• Feature
    Chairman of the Cross Keys Development Area Committee, Smeadley Reid (left), displays a bag of Cross Keys DAC Plantain Curls, at a recent Social Development Commission (SDC) Business Fair. With Mr. Reid (from second left) are Hudlyn Pitter and Neville Swaby .
    Photo: Contributed

    Story Highlights

    • The Local Economic Development Support Programme (LEDSP) of the Social Development Commission (SDC) is seeking to bring together locally owned and private enterprises in partnerships that will result in community development and economic growth.
    • One example of this is the linkage made through the Cross Keys Development Area Committee (DAC) Plantain Curls venture, in Manchester.
    • The Cross Keys DAC is a group of stakeholders and representatives from various community development committees (CDCs) in the area, which shares information on community development issues and works towards finding solutions.

    The Local Economic Development Support Programme (LEDSP) of the Social Development Commission (SDC) is seeking to bring together locally owned and private enterprises in partnerships that will result in community development and economic growth.

    One example of this is the linkage made through the Cross Keys Development Area Committee (DAC) Plantain Curls venture, in Manchester.

    The Cross Keys DAC is a group of stakeholders and representatives from various community development committees (CDCs) in the area, which shares information on community development issues and works towards finding solutions.

    Having difficulty keeping up with their expenses, the DAC devised a solution that would benefit more than just the Committee.

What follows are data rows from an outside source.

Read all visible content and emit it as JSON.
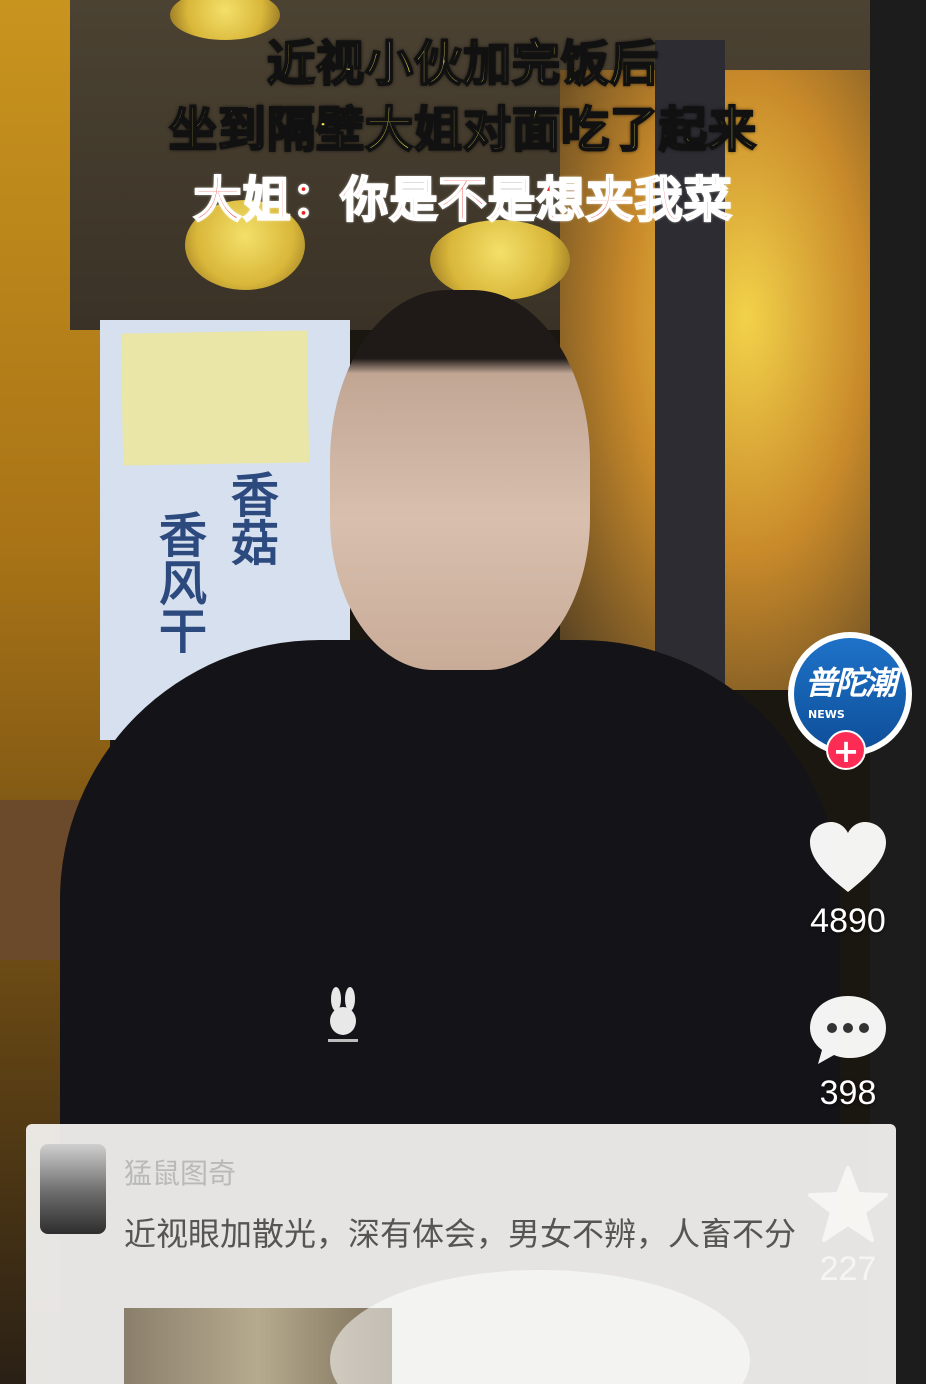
{
  "caption": {
    "line1": "近视小伙加完饭后",
    "line2": "坐到隔壁大姐对面吃了起来",
    "line3": "大姐：你是不是想夹我菜"
  },
  "background_sign": {
    "col1": "香菇",
    "col2": "香风干"
  },
  "account": {
    "avatar_text": "普陀潮",
    "avatar_sub": "NEWS",
    "follow_symbol": "+"
  },
  "actions": {
    "likes": "4890",
    "comments": "398",
    "favorites": "227"
  },
  "comment": {
    "username": "猛鼠图奇",
    "text": "近视眼加散光，深有体会，男女不辨，人畜不分"
  },
  "colors": {
    "caption_yellow": "#fff15a",
    "caption_red": "#e8231b",
    "follow_pink": "#fe2c55",
    "avatar_blue": "#1e72c8"
  },
  "icons": [
    "heart-icon",
    "comment-bubble-icon",
    "star-icon",
    "plus-icon"
  ]
}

    Chairman of the Cross Keys DAC, Smeadley Reid and his wife had previously started a small business producing plantain chips. However, the decision was made to turn the operation over to the DAC to help offset some of the Committee’s monthly maintenance costs, such as electricity bills.

    Mr. Reid tells JIS News that the venture became more successful under the new management. “Now we can pay a stipend to the workers. When we started out, we were not paying. We were just doing it on a voluntary basis,” he notes.

    The Cross Keys DAC Plantain Curls now provides seasonal employment for eight to 10 community members, and provides a direct market for more than 12 plantain farmers in the Central and South Manchester areas.

    From some 350lb of green plantains, the DAC can produce approximately 900 bags of “tasty, wholesome, premium snacks designed to satisfy a health-conscious consuming public,” Mr. Reid says.

    Chairman of the Cross Keys Development Area Committee (DAC), Smeadley Reid, displays the DAC’s Plantain Curls, at a Social Development Commission (SDC) Business Fair.

     

    The success of the DAC’s small business is attributed to the assistance received from the Social Development Commission.

    “Now and again, the SDC would offer capacity-building training and we would avail ourselves. They issued a call to offer assistance to DACs and we applied and we were considered and given a grant,” Mr. Reid tells JIS News.

    The LEDSP grant, valued at $85,000, was used to purchase equipment for the DAC’s plantain curls production, including a slicer that gives the plantain its characteristic curl.

    They also received promotion and marketing assistance through participation in several SDC Business Fairs. In fact, it was at one of the fairs that the DAC formed a partnership that led to it acquiring one of its major clients.

    Mr. Reid says although the plantain curls market is primarily in Manchester, where the DAC sells to local supermarkets and mini marts, “we also sell to Things Jamaican, which we came to know through the Jamaica Business Development Corporation (JBDC), which also participates in SDC Fairs”.

    While the DAC plans to transition into producing cassava and sweet potato chips, with the hope of serving a larger market and employing more persons, the SDC’s Local Economic Development Coordinator for the parishes of Manchester and St. Elizabeth, Damian Lowe, says the agency plans to boost the image of the product.

    “We want to change the packaging and look at a more user- and economically friendly packaging, which should bring down the cost of the products. We want to showcase that this business is also environmentally friendly,” Mr. Rowe says.

    On the matter of growing small businesses, Mr. Reid advises that the SDC is “a good platform through which to launch your project. They offer advice and other services and they help to build capacity”.